(Dataset rows describing interfaces)
========

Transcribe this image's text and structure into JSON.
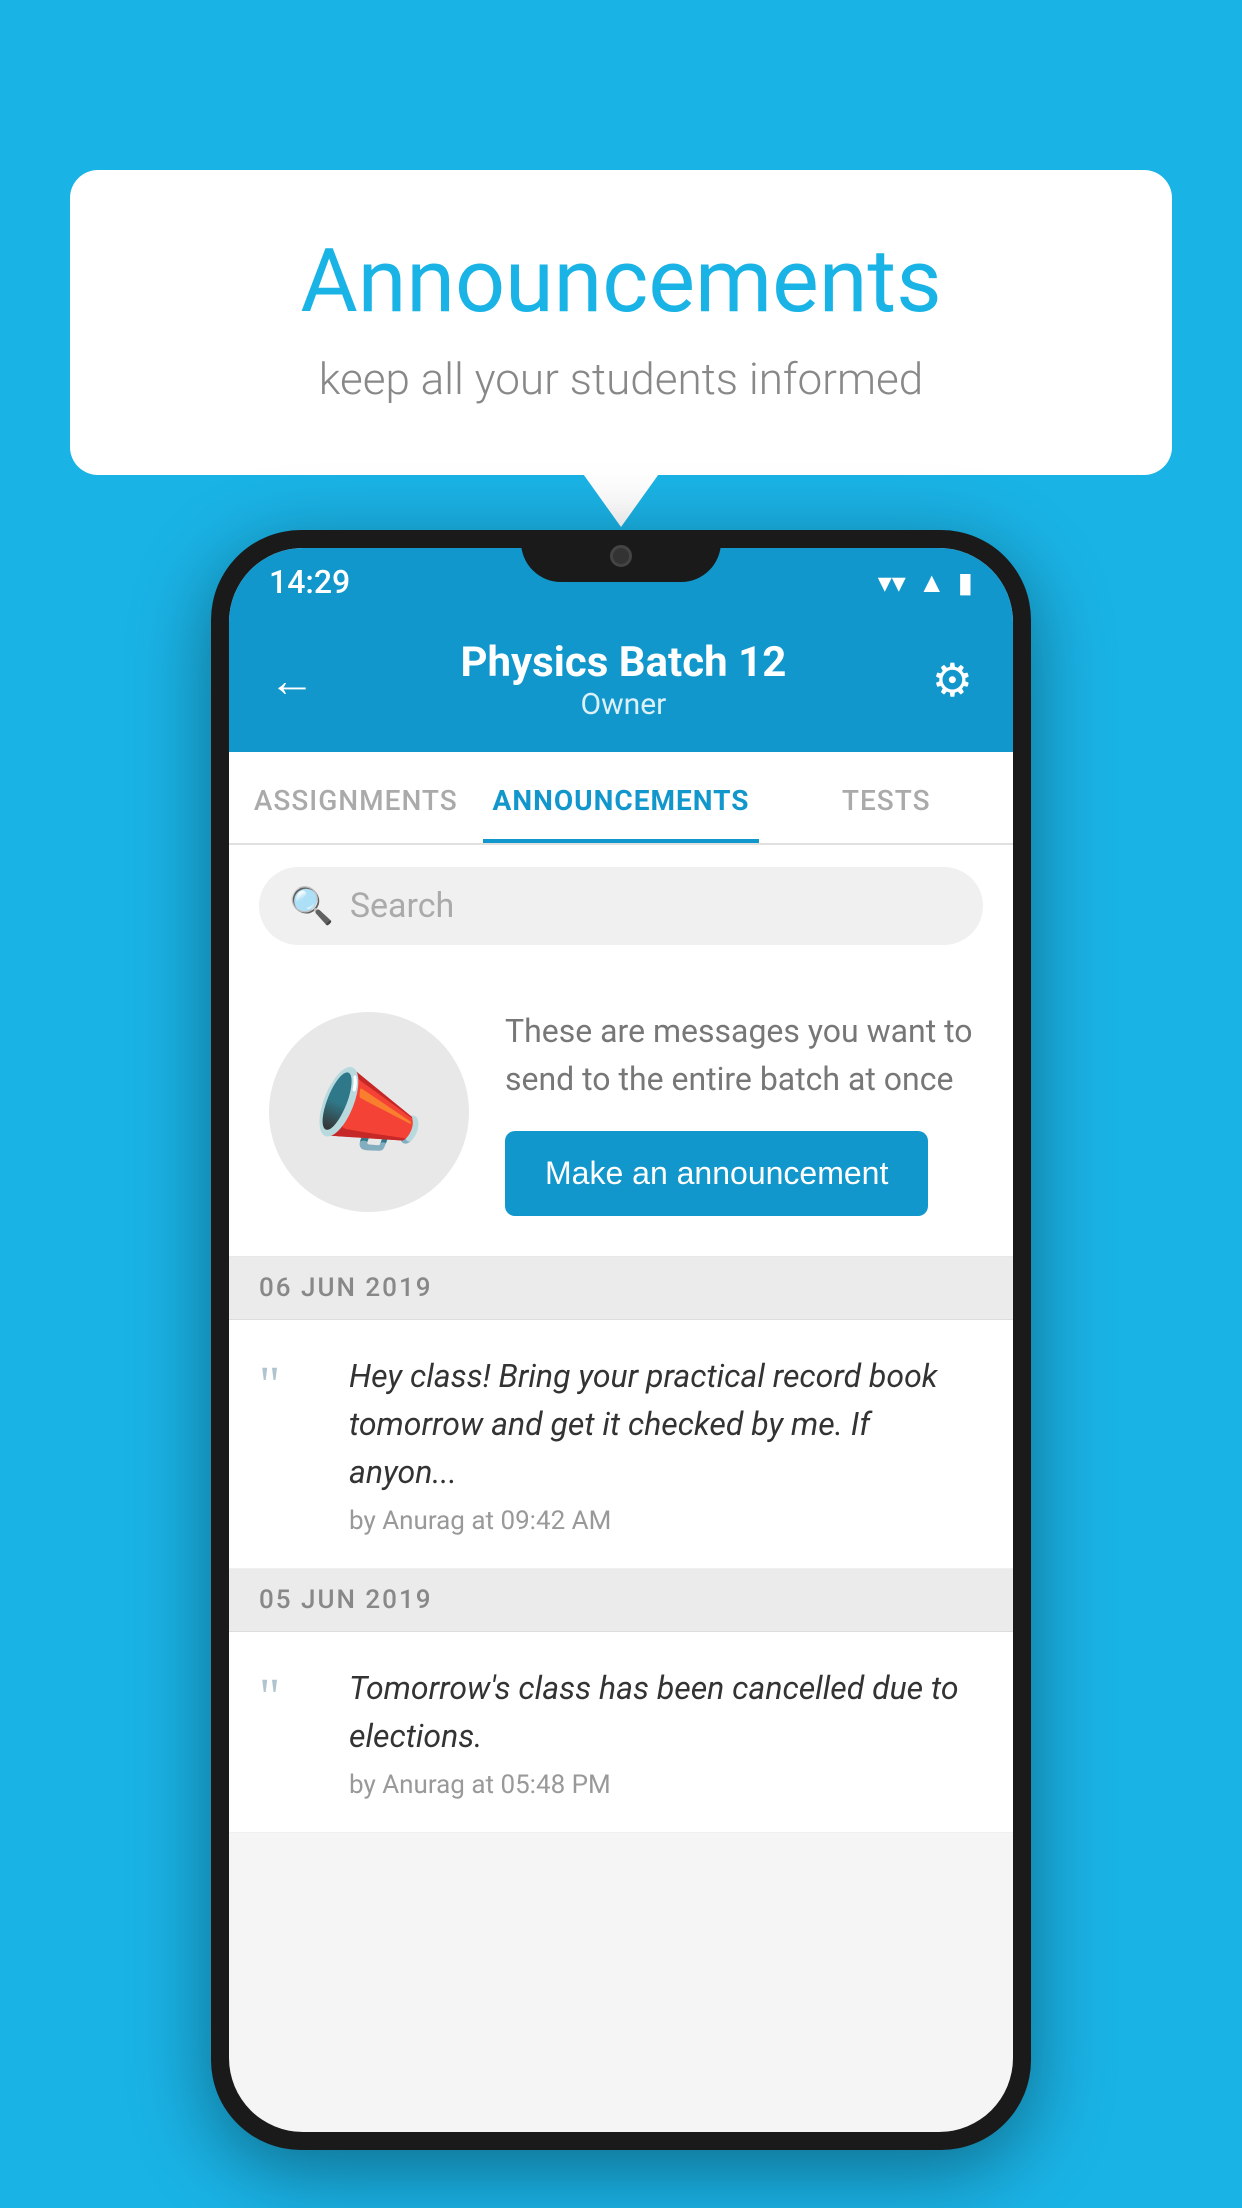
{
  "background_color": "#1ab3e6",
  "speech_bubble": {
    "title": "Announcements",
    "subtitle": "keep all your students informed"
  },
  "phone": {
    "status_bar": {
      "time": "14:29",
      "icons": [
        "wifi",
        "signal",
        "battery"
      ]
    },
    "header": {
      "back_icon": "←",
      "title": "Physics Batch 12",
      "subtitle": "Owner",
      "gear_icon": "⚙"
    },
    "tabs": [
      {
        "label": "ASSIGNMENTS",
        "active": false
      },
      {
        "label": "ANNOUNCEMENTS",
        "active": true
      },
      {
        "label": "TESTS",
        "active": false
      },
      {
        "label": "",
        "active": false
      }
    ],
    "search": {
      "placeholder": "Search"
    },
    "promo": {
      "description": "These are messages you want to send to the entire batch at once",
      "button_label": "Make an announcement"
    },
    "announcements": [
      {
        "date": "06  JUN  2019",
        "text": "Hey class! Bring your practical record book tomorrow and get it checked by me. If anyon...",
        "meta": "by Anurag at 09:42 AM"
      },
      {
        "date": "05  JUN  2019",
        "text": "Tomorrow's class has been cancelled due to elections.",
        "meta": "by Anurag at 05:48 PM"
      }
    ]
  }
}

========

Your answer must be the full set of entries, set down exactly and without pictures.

### Final answer:
Transcribe this image's text and structure into JSON.
{
  "background_color": "#1ab3e6",
  "speech_bubble": {
    "title": "Announcements",
    "subtitle": "keep all your students informed"
  },
  "phone": {
    "status_bar": {
      "time": "14:29",
      "icons": [
        "wifi",
        "signal",
        "battery"
      ]
    },
    "header": {
      "back_icon": "←",
      "title": "Physics Batch 12",
      "subtitle": "Owner",
      "gear_icon": "⚙"
    },
    "tabs": [
      {
        "label": "ASSIGNMENTS",
        "active": false
      },
      {
        "label": "ANNOUNCEMENTS",
        "active": true
      },
      {
        "label": "TESTS",
        "active": false
      },
      {
        "label": "",
        "active": false
      }
    ],
    "search": {
      "placeholder": "Search"
    },
    "promo": {
      "description": "These are messages you want to send to the entire batch at once",
      "button_label": "Make an announcement"
    },
    "announcements": [
      {
        "date": "06  JUN  2019",
        "text": "Hey class! Bring your practical record book tomorrow and get it checked by me. If anyon...",
        "meta": "by Anurag at 09:42 AM"
      },
      {
        "date": "05  JUN  2019",
        "text": "Tomorrow's class has been cancelled due to elections.",
        "meta": "by Anurag at 05:48 PM"
      }
    ]
  }
}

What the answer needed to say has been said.